--- START ---

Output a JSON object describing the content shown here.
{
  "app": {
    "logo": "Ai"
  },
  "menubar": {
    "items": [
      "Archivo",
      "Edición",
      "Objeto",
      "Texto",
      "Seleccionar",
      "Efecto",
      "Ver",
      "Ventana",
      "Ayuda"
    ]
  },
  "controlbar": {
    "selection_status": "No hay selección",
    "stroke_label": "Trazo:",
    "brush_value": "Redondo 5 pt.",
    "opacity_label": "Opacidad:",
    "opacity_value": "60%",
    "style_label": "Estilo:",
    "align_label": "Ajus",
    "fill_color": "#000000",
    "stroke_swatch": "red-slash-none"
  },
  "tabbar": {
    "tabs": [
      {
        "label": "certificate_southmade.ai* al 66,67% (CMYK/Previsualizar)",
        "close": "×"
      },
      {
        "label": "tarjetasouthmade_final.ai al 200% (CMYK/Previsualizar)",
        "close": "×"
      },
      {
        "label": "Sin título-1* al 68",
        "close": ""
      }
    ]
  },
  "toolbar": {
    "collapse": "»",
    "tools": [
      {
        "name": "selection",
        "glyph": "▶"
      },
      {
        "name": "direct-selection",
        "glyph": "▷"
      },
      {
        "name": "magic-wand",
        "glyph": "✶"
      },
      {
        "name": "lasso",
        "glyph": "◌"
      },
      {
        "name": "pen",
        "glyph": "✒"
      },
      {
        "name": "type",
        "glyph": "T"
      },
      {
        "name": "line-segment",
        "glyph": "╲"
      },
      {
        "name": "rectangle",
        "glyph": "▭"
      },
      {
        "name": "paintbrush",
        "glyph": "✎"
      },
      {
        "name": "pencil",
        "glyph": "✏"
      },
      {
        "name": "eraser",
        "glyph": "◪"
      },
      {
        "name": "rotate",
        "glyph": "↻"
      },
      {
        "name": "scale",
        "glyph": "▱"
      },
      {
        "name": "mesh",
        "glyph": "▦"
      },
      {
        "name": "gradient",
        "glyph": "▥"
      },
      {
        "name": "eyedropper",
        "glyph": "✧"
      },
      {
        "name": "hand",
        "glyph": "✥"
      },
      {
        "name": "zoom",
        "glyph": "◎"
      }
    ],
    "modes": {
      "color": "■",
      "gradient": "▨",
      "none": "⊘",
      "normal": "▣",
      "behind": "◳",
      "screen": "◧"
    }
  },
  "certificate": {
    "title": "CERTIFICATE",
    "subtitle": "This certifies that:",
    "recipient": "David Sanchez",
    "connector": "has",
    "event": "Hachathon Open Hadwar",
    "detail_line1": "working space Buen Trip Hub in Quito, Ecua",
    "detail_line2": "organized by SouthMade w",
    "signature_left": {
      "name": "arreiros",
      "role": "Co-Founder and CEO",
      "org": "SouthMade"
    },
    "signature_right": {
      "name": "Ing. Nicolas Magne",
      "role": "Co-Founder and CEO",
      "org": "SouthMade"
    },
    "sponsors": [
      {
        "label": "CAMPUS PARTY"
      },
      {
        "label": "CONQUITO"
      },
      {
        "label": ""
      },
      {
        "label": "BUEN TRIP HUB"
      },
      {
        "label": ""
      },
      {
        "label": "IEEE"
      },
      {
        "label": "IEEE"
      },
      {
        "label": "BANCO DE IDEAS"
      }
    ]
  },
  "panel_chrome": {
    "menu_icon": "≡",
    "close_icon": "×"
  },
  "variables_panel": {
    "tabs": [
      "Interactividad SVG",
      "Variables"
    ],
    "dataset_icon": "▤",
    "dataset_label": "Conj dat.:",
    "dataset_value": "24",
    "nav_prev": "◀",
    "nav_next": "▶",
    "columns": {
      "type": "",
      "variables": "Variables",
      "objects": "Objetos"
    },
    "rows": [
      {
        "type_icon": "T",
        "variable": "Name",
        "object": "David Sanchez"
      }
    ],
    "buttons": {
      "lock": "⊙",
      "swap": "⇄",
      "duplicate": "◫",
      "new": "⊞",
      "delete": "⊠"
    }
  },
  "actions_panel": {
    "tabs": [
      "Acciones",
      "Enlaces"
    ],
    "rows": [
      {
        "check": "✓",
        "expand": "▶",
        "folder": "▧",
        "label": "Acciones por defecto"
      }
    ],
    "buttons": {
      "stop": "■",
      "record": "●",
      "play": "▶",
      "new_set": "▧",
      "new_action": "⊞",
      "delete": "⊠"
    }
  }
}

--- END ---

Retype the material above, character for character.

Output a JSON object describing the content shown here.
{
  "app": {
    "logo": "Ai"
  },
  "menubar": {
    "items": [
      "Archivo",
      "Edición",
      "Objeto",
      "Texto",
      "Seleccionar",
      "Efecto",
      "Ver",
      "Ventana",
      "Ayuda"
    ]
  },
  "controlbar": {
    "selection_status": "No hay selección",
    "stroke_label": "Trazo:",
    "brush_value": "Redondo 5 pt.",
    "opacity_label": "Opacidad:",
    "opacity_value": "60%",
    "style_label": "Estilo:",
    "align_label": "Ajus",
    "fill_color": "#000000",
    "stroke_swatch": "red-slash-none"
  },
  "tabbar": {
    "tabs": [
      {
        "label": "certificate_southmade.ai* al 66,67% (CMYK/Previsualizar)",
        "close": "×"
      },
      {
        "label": "tarjetasouthmade_final.ai al 200% (CMYK/Previsualizar)",
        "close": "×"
      },
      {
        "label": "Sin título-1* al 68",
        "close": ""
      }
    ]
  },
  "toolbar": {
    "collapse": "»",
    "tools": [
      {
        "name": "selection",
        "glyph": "▶"
      },
      {
        "name": "direct-selection",
        "glyph": "▷"
      },
      {
        "name": "magic-wand",
        "glyph": "✶"
      },
      {
        "name": "lasso",
        "glyph": "◌"
      },
      {
        "name": "pen",
        "glyph": "✒"
      },
      {
        "name": "type",
        "glyph": "T"
      },
      {
        "name": "line-segment",
        "glyph": "╲"
      },
      {
        "name": "rectangle",
        "glyph": "▭"
      },
      {
        "name": "paintbrush",
        "glyph": "✎"
      },
      {
        "name": "pencil",
        "glyph": "✏"
      },
      {
        "name": "eraser",
        "glyph": "◪"
      },
      {
        "name": "rotate",
        "glyph": "↻"
      },
      {
        "name": "scale",
        "glyph": "▱"
      },
      {
        "name": "mesh",
        "glyph": "▦"
      },
      {
        "name": "gradient",
        "glyph": "▥"
      },
      {
        "name": "eyedropper",
        "glyph": "✧"
      },
      {
        "name": "hand",
        "glyph": "✥"
      },
      {
        "name": "zoom",
        "glyph": "◎"
      }
    ],
    "modes": {
      "color": "■",
      "gradient": "▨",
      "none": "⊘",
      "normal": "▣",
      "behind": "◳",
      "screen": "◧"
    }
  },
  "certificate": {
    "title": "CERTIFICATE",
    "subtitle": "This certifies that:",
    "recipient": "David Sanchez",
    "connector": "has",
    "event": "Hachathon Open Hadwar",
    "detail_line1": "working space Buen Trip Hub in Quito, Ecua",
    "detail_line2": "organized by SouthMade w",
    "signature_left": {
      "name": "arreiros",
      "role": "Co-Founder and CEO",
      "org": "SouthMade"
    },
    "signature_right": {
      "name": "Ing. Nicolas Magne",
      "role": "Co-Founder and CEO",
      "org": "SouthMade"
    },
    "sponsors": [
      {
        "label": "CAMPUS PARTY"
      },
      {
        "label": "CONQUITO"
      },
      {
        "label": ""
      },
      {
        "label": "BUEN TRIP HUB"
      },
      {
        "label": ""
      },
      {
        "label": "IEEE"
      },
      {
        "label": "IEEE"
      },
      {
        "label": "BANCO DE IDEAS"
      }
    ]
  },
  "panel_chrome": {
    "menu_icon": "≡",
    "close_icon": "×"
  },
  "variables_panel": {
    "tabs": [
      "Interactividad SVG",
      "Variables"
    ],
    "dataset_icon": "▤",
    "dataset_label": "Conj dat.:",
    "dataset_value": "24",
    "nav_prev": "◀",
    "nav_next": "▶",
    "columns": {
      "type": "",
      "variables": "Variables",
      "objects": "Objetos"
    },
    "rows": [
      {
        "type_icon": "T",
        "variable": "Name",
        "object": "David Sanchez"
      }
    ],
    "buttons": {
      "lock": "⊙",
      "swap": "⇄",
      "duplicate": "◫",
      "new": "⊞",
      "delete": "⊠"
    }
  },
  "actions_panel": {
    "tabs": [
      "Acciones",
      "Enlaces"
    ],
    "rows": [
      {
        "check": "✓",
        "expand": "▶",
        "folder": "▧",
        "label": "Acciones por defecto"
      }
    ],
    "buttons": {
      "stop": "■",
      "record": "●",
      "play": "▶",
      "new_set": "▧",
      "new_action": "⊞",
      "delete": "⊠"
    }
  }
}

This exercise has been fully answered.